Other Imaging Findings
Other investigations might be used to diagnose pyelonephritis. Voiding cystourethrogram (VCUG), contrast nephrograms, intravenous pyelography, and urography are helpful in diagnosing pyelonephritis and its complications.
Other Diagnostic Studies
Other diagnostic studies for pyelonephritis include dimercaptosuccinic acid scintigraphy and histopathological exam.
Treatment of Pyelonephritis is usually medical. In case of any risk factors like catheters or obstructing stones or masses, the management includes removing the risk factors to prevent further progress of the disease and the pathogen accumulation. All patients with pyelonephritis should be treated empirically with antimicrobial therapy. Mild pyelonephritis may be managed with oral antimicrobial therapy, and an initial intravenous dose may be administered depending on local resistance patterns. Patients with dehydration, nausea, vomiting, or signs of sepsis should be admitted and should receive parenteral therapy. Medical therapies for pyelonephritis include fluoroquinolones, TMP-SMX, β-lactams, or aminoglycosides.
Different interventions might be used to diagnose or treat pyelonephritis. Flexible ureteroscopy is done for the treatment of obstructive pyelonephritis. Double J stenting, also known as DJ Stenting, is a conservative management method for emphysematous pyelonephritis. Percutaneous nephrostomy is an effective treatment option for emphysematous pyelonephritis which is characterized by necrotizing damage to the parenchyma of the kidney and its adjoining tissue leading to gas formation. Percutaneous nephrolithotomy or transperitoneal laparoscopic ureterolithotomy (TLU) are effective surgical treatment options for pyelonephritis.
Pyelonephritis is usually managed medically. In recurrent infections, additional investigations may identify an underlying abnormality like a stone, a tumor, or an underlying pathological process that has to be aggressively dealt with. Surgery is usually indicated in a patient who does not improve after 48 hours of IV antibiotics or deteriorates. Occasionally, surgical intervention is necessary to decrease of recurrence and to prevent devastating complications. Various renal conditions like obstructive pyelonephritis with presence of stones in the presence of an infected kidney can be fatal and requires urgent management.

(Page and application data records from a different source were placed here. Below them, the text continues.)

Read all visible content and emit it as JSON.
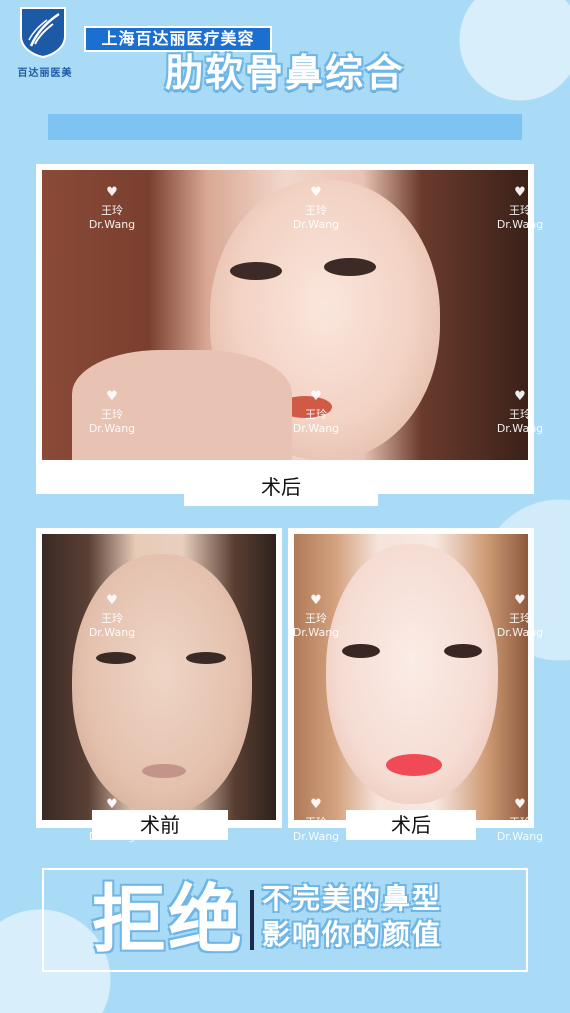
{
  "brand": {
    "logo_text": "百达丽医美",
    "clinic_name": "上海百达丽医疗美容"
  },
  "title": "肋软骨鼻综合",
  "watermark": {
    "name": "王玲",
    "sub": "Dr.Wang"
  },
  "labels": {
    "top_after": "术后",
    "before": "术前",
    "after": "术后"
  },
  "slogan": {
    "big": "拒绝",
    "line1": "不完美的鼻型",
    "line2": "影响你的颜值"
  },
  "colors": {
    "background": "#a9daf6",
    "accent": "#1b6fd1"
  }
}
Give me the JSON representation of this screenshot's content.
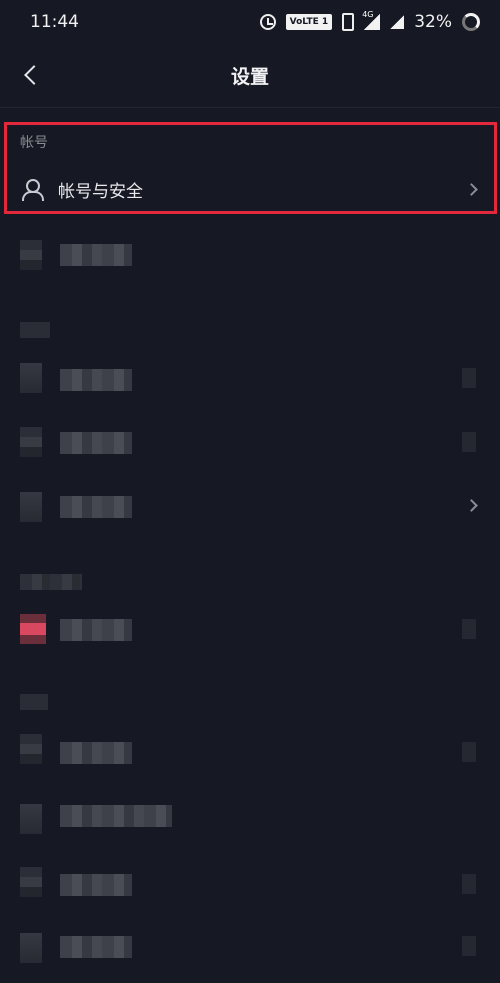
{
  "status_bar": {
    "time": "11:44",
    "volte": "VoLTE 1",
    "network": "4G",
    "battery": "32%"
  },
  "header": {
    "title": "设置"
  },
  "account_section": {
    "label": "帐号",
    "item_label": "帐号与安全"
  },
  "colors": {
    "background": "#161823",
    "highlight": "#e4283c"
  }
}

Preventative measures to avoid pyelonephritis include the measures for preventing a urinary tract infection which include voiding after intercourse, use of barrier contraception, increasing fluid intake and frequency of urination, cleaning the urethral meatus after intercourse and use of estrogen (among postmenopausal women). Single-dose prophylactic antimicrobial therapy prior to sexual intercourse may be administered to patients who have recurrent episodes of cystitis that are associated with sexual activity. Prevention of recurrence of cystitis may also be helpful in preventing development of pyelonephritis.
Pyelonephritis can be prevented secondarily in some cases by giving long term prophylactic antibiotics. Correction of a structural defect that leads to the initial episode of pyelonephritis may also be helpful in eliminating chances of recurrence of pyelonephritis.